foodmenu:trav-bostonclamsTRAVELLING chef Philippa Davis from Shaftesbury has crossed the Atlantic for her latest project – and has had some uncomfortable company at night …

But she is “happy as a clam,” she says.

Arthur kept me up for most of the night, boisterously crashing around and showing off and with repeated spectacular flashes I began to wonder if he would ever let me get to sleep. I must confess I was slightly relieved that he was not quite on the scale that was first rumoured but impressive none the less…

I think I may have forgotten to mention that :

I have headed across the pond for a few weeks and am now as happy as a jumping bean in Boston, Massachusetts – and Arthur is a Tropical Storm that has been tormenting the east coast of the US.

On a recent trip to France I was chatting to the lady in the bakers about cooking and she asked me what kind of food I made.
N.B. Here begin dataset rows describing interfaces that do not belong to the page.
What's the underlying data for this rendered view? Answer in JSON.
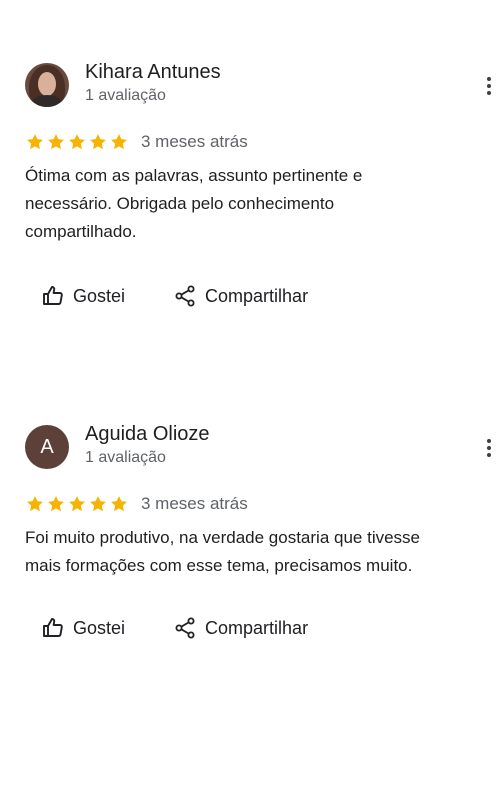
{
  "colors": {
    "star": "#f6b400",
    "avatar_letter_bg": "#5d4037",
    "text_primary": "#1f1f1f",
    "text_secondary": "#5f6368"
  },
  "reviews": [
    {
      "author": "Kihara Antunes",
      "meta": "1 avaliação",
      "avatar_type": "photo",
      "rating": 5,
      "time": "3 meses atrás",
      "text": "Ótima com as palavras, assunto pertinente e necessário. Obrigada pelo conhecimento compartilhado.",
      "like_label": "Gostei",
      "share_label": "Compartilhar"
    },
    {
      "author": "Aguida Olioze",
      "meta": "1 avaliação",
      "avatar_type": "letter",
      "avatar_letter": "A",
      "rating": 5,
      "time": "3 meses atrás",
      "text": "Foi muito produtivo, na verdade gostaria que tivesse mais formações com esse tema, precisamos muito.",
      "like_label": "Gostei",
      "share_label": "Compartilhar"
    }
  ],
  "icons": {
    "star": "star-icon",
    "like": "thumbs-up-icon",
    "share": "share-icon",
    "more": "more-vert-icon"
  }
}
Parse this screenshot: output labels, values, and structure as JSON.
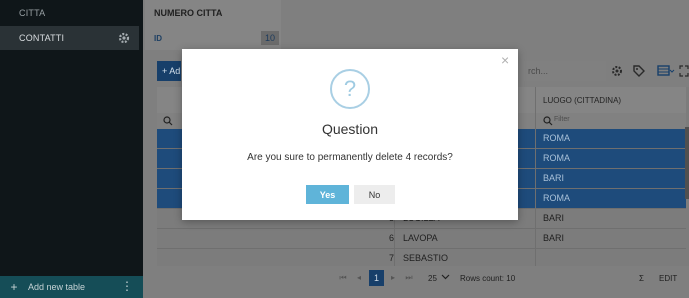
{
  "sidebar": {
    "items": [
      {
        "label": "CITTA"
      },
      {
        "label": "CONTATTI"
      }
    ],
    "footer_label": "Add new table",
    "gear_icon": "gear-icon",
    "more_icon": "vertical-ellipsis-icon"
  },
  "panel": {
    "title": "NUMERO CITTA",
    "id_label": "ID",
    "id_value": "10"
  },
  "toolbar": {
    "add_label": "+ Ad",
    "search_placeholder": "rch...",
    "icons": [
      "gear-icon",
      "tag-icon",
      "table-icon",
      "expand-icon"
    ]
  },
  "grid": {
    "column_header": "LUOGO (CITTADINA)",
    "filter_placeholder": "Filter",
    "rows": [
      {
        "id": "",
        "name": "",
        "luogo": "ROMA",
        "selected": true
      },
      {
        "id": "",
        "name": "",
        "luogo": "ROMA",
        "selected": true
      },
      {
        "id": "",
        "name": "",
        "luogo": "BARI",
        "selected": true
      },
      {
        "id": "",
        "name": "",
        "luogo": "ROMA",
        "selected": true
      },
      {
        "id": "5",
        "name": "LUCILLA",
        "luogo": "BARI",
        "selected": false
      },
      {
        "id": "6",
        "name": "LAVOPA",
        "luogo": "BARI",
        "selected": false
      },
      {
        "id": "7",
        "name": "SEBASTIO",
        "luogo": "",
        "selected": false
      }
    ]
  },
  "pager": {
    "current_page": "1",
    "page_size": "25",
    "rows_count": "Rows count: 10",
    "sigma": "Σ",
    "edit_label": "EDIT"
  },
  "modal": {
    "icon": "?",
    "title": "Question",
    "message": "Are you sure to permanently delete 4 records?",
    "yes_label": "Yes",
    "no_label": "No",
    "close": "×"
  },
  "colors": {
    "accent": "#5fb4d9",
    "selected_row": "#1e4b7b",
    "sidebar": "#0f1619",
    "sidebar_footer": "#154d57"
  }
}
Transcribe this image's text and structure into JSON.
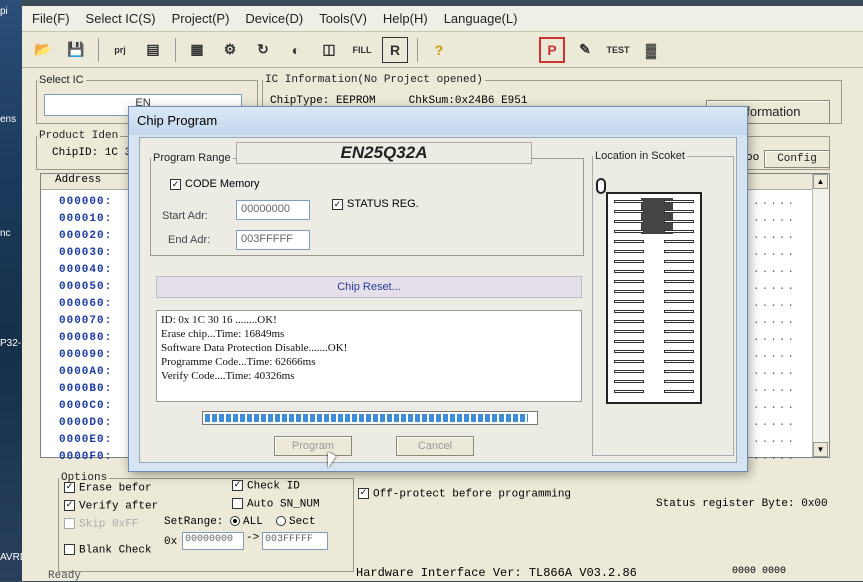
{
  "desktop": {
    "labels": [
      "pi",
      "ens",
      "nc",
      "P32-",
      "AVRD"
    ]
  },
  "menubar": {
    "items": [
      "File(F)",
      "Select IC(S)",
      "Project(P)",
      "Device(D)",
      "Tools(V)",
      "Help(H)",
      "Language(L)"
    ]
  },
  "toolbar": {
    "icons": [
      "open-icon",
      "save-icon",
      "save-project-icon",
      "load-project-icon",
      "chip-info-icon",
      "read-icon",
      "verify-icon",
      "blank-check-icon",
      "erase-icon",
      "fill-icon",
      "program-icon",
      "help-icon",
      "protect-icon",
      "edit-icon",
      "test-icon",
      "chip-icon"
    ],
    "fill_label": "FILL",
    "test_label": "TEST",
    "prj_label": "prj"
  },
  "select_ic": {
    "legend": "Select IC",
    "value": "EN"
  },
  "ic_info": {
    "legend": "IC Information(No Project opened)",
    "chip_type_label": "ChipType:",
    "chip_type": "EEPROM",
    "checksum_label": "ChkSum:",
    "checksum": "0x24B6 E951"
  },
  "info_button": {
    "label": "Information"
  },
  "product": {
    "legend": "Product Iden",
    "chip_id": "ChipID: 1C 3"
  },
  "config_button": {
    "label": "Config",
    "prefix": "oo"
  },
  "hex": {
    "header": "Address",
    "addresses": [
      "000000:",
      "000010:",
      "000020:",
      "000030:",
      "000040:",
      "000050:",
      "000060:",
      "000070:",
      "000080:",
      "000090:",
      "0000A0:",
      "0000B0:",
      "0000C0:",
      "0000D0:",
      "0000E0:",
      "0000F0:"
    ],
    "dots": "....."
  },
  "options": {
    "legend": "Options",
    "erase_before": "Erase befor",
    "verify_after": "Verify after",
    "skip_0xff": "Skip 0xFF",
    "blank_check": "Blank Check",
    "check_id": "Check ID",
    "auto_sn": "Auto SN_NUM",
    "set_range_label": "SetRange:",
    "all_label": "ALL",
    "sect_label": "Sect",
    "ox_label": "0x",
    "range_start": "00000000",
    "range_end": "003FFFFF",
    "arrow": "->"
  },
  "off_protect": {
    "label": "Off-protect before programming"
  },
  "status_reg_byte": "Status register Byte: 0x00",
  "footer": {
    "ready": "Ready",
    "hardware": "Hardware Interface Ver: TL866A V03.2.86",
    "counter": "0000 0000"
  },
  "dialog": {
    "title": "Chip Program",
    "chip_name": "EN25Q32A",
    "program_range_legend": "Program Range",
    "code_memory": "CODE Memory",
    "status_reg": "STATUS REG.",
    "start_label": "Start Adr:",
    "start_value": "00000000",
    "end_label": "End Adr:",
    "end_value": "003FFFFF",
    "location_legend": "Location in Scoket",
    "status_text": "Chip Reset...",
    "log": [
      "ID: 0x 1C 30 16 ........OK!",
      "Erase chip...Time: 16849ms",
      "Software Data Protection Disable.......OK!",
      "Programme Code...Time: 62666ms",
      "Verify Code....Time: 40326ms"
    ],
    "progress": 0.98,
    "program_button": "Program",
    "cancel_button": "Cancel"
  }
}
I said Middle Eastern/Mediterranean/British and some American influence.

“American?” she said, raising her eyebrow so much so I thought she may have been practising a Roger Moore impersonation. “Ha ! Americans don’t have real food.”

Well, I have to say that French bread lady has been proved very wrong. In and around Boston there are some amazing produce and dishes. There are some of the best lobsters you will ever eat, clams that are super-sweet and that come in a number of varieties (the happy looking steamer clam below is a new favourite that get steamed in beer then dipped in butter for serving), some fantastic farmers markets, corn that is definitely some of the tastiest in the world and it’s the home of the Boston Cream Pie.


To celebrate the 4th July I thought I would make my first Boston Cream Pie. I had never made one so started looking up recipes. I promise you at least 70 per cent of the ones I found started with “Take one packet of cake mix and a box of ready made custard,” which wasn’t quite what I was looking for. When I did find one that was more from scratch I had to read it several times over to get the various steps and although it only takes 18 minutes to cook it takes 30 mins to wash up all the pans you use to make it.

Was it worth it? I can’t say it will become a regular baking choice for me but with a light airy sponge, thick cold custard and a chocolaty rich topping it is delicious. So just in case you fancied a washing up extravaganza that comes with a glorious celebration cake this postcard recipe gives you the Boston Cream Pie (see note below).

This month also brings the start of my new commission as the cookery writer for The Field Magazine. a great publication for anyone interested in shooting, stalking, gun dogs, fishing and other rural pursuits.

You can find Philippa’s Boston Cream Pie and her other post card recipes at www.philippadavis.com